Related rabble.ca story:
The CBC, and particularly CBC Radio, is easily Canada's most important cultural and public interest institution.
I say this not so much as someone who worked at the Corporation during the glory days of the 1970s and 1980s but, like so many other people, a kid who was brought up in a home that was always watching and listening to the CBC.
Residing in a small village in Nova Scotia, we greatly appreciated the voices and images, ranging from Clive Gilmore's 40-year run of Gilmour's Albums on radio to the hard-nosed journalism of Norman DePoe on TV.
The CBC announced cuts on Thursday and a shift in its priorities from television and radio to digital and mobile services, which will affect supper-hour news broadcasts and programs produced in-house, and will reduce up to 1,500 staff by 2020.
What do you think about the CBC cuts?
The CBC announced cuts to supper-hour newscasts and in-house production in order to shift its focus from radio and television to digital and mobile services.
On Thursday, the CBC reported that the broadcaster's President and CEO Hubert T. Lacroix said, "You're going to see an investment in mobility that's going to rise as the investment in perhaps television ... is reduced."

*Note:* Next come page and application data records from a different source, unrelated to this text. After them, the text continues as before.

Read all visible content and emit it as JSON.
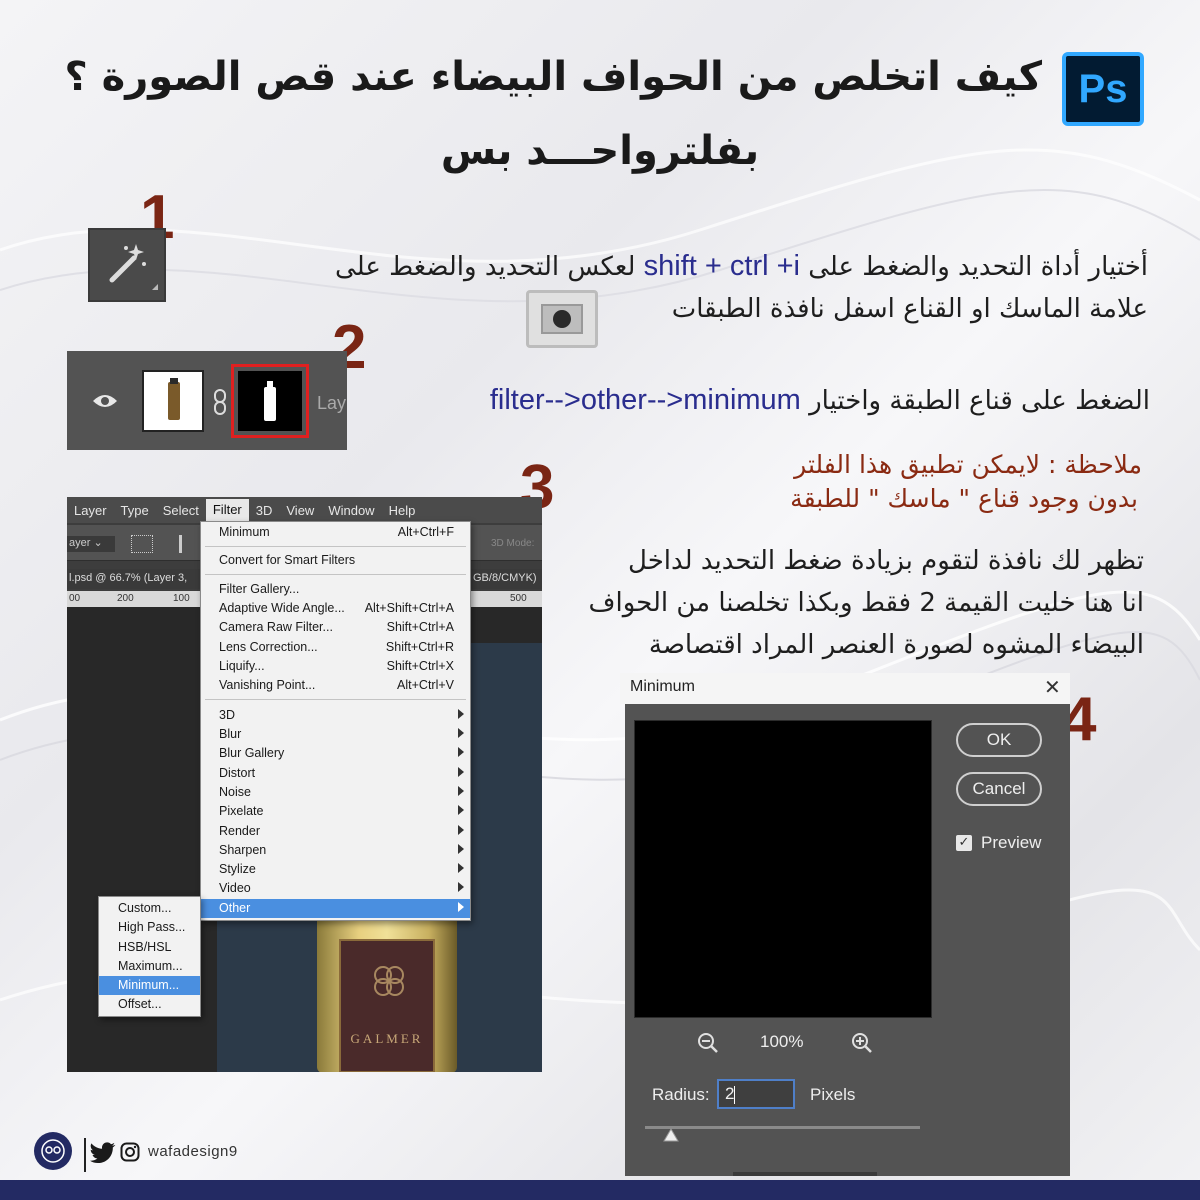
{
  "header": {
    "logo_text": "Ps",
    "title_line1": "كيف اتخلص من الحواف البيضاء عند قص الصورة ؟",
    "title_line2": "بفلترواحـــد بس"
  },
  "steps": {
    "n1": "1",
    "n2": "2",
    "n3": "3",
    "n4": "4"
  },
  "step1": {
    "line1_pre": "أختيار أداة التحديد  والضغط على ",
    "shortcut": "shift + ctrl +i",
    "line1_post": " لعكس التحديد والضغط على",
    "line2": "علامة الماسك او القناع اسفل نافذة الطبقات"
  },
  "step2": {
    "text_ar": "الضغط على قناع الطبقة واختيار ",
    "path": "filter-->other-->minimum",
    "layer_label": "Lay"
  },
  "note": {
    "line1": "ملاحظة : لايمكن تطبيق هذا الفلتر",
    "line2": "بدون وجود قناع \" ماسك \"  للطبقة"
  },
  "explain": {
    "line1": "تظهر لك نافذة لتقوم بزيادة ضغط التحديد لداخل",
    "line2": "انا هنا خليت القيمة 2 فقط وبكذا تخلصنا من الحواف",
    "line3": "البيضاء المشوه لصورة العنصر المراد اقتصاصة"
  },
  "ps_menu": {
    "menubar": [
      "Layer",
      "Type",
      "Select",
      "Filter",
      "3D",
      "View",
      "Window",
      "Help"
    ],
    "options_left": "ayer",
    "mode_label": "3D Mode:",
    "doc_tab": "l.psd @ 66.7% (Layer 3,",
    "doc_tab_right": "GB/8/CMYK)",
    "ruler_marks": [
      "00",
      "200",
      "100",
      "500"
    ],
    "filter_items": [
      {
        "label": "Minimum",
        "shortcut": "Alt+Ctrl+F"
      },
      {
        "label": "Convert for Smart Filters",
        "shortcut": ""
      },
      {
        "label": "Filter Gallery...",
        "shortcut": ""
      },
      {
        "label": "Adaptive Wide Angle...",
        "shortcut": "Alt+Shift+Ctrl+A"
      },
      {
        "label": "Camera Raw Filter...",
        "shortcut": "Shift+Ctrl+A"
      },
      {
        "label": "Lens Correction...",
        "shortcut": "Shift+Ctrl+R"
      },
      {
        "label": "Liquify...",
        "shortcut": "Shift+Ctrl+X"
      },
      {
        "label": "Vanishing Point...",
        "shortcut": "Alt+Ctrl+V"
      }
    ],
    "filter_submenus": [
      "3D",
      "Blur",
      "Blur Gallery",
      "Distort",
      "Noise",
      "Pixelate",
      "Render",
      "Sharpen",
      "Stylize",
      "Video",
      "Other"
    ],
    "other_items": [
      "Custom...",
      "High Pass...",
      "HSB/HSL",
      "Maximum...",
      "Minimum...",
      "Offset..."
    ],
    "product_label": "GALMER"
  },
  "dialog": {
    "title": "Minimum",
    "close": "✕",
    "ok": "OK",
    "cancel": "Cancel",
    "preview_label": "Preview",
    "preview_checked": true,
    "zoom": "100%",
    "radius_label": "Radius:",
    "radius_value": "2",
    "units": "Pixels"
  },
  "footer": {
    "handle": "wafadesign9"
  },
  "colors": {
    "step_number": "#7a2514",
    "shortcut_blue": "#2a2d8e",
    "note_red": "#8a2a12",
    "menu_highlight": "#4a8fe0",
    "footer_bar": "#232a63"
  }
}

The "debate" about CBC resonates less and less. It's probably time for the super-verbalizing to end and for CBC to either produce or get off the pot. Consider the despoliation of language in just this recent round. (This doesn't apply, by the way, to CBC Radio, which has an audience that actually cares.)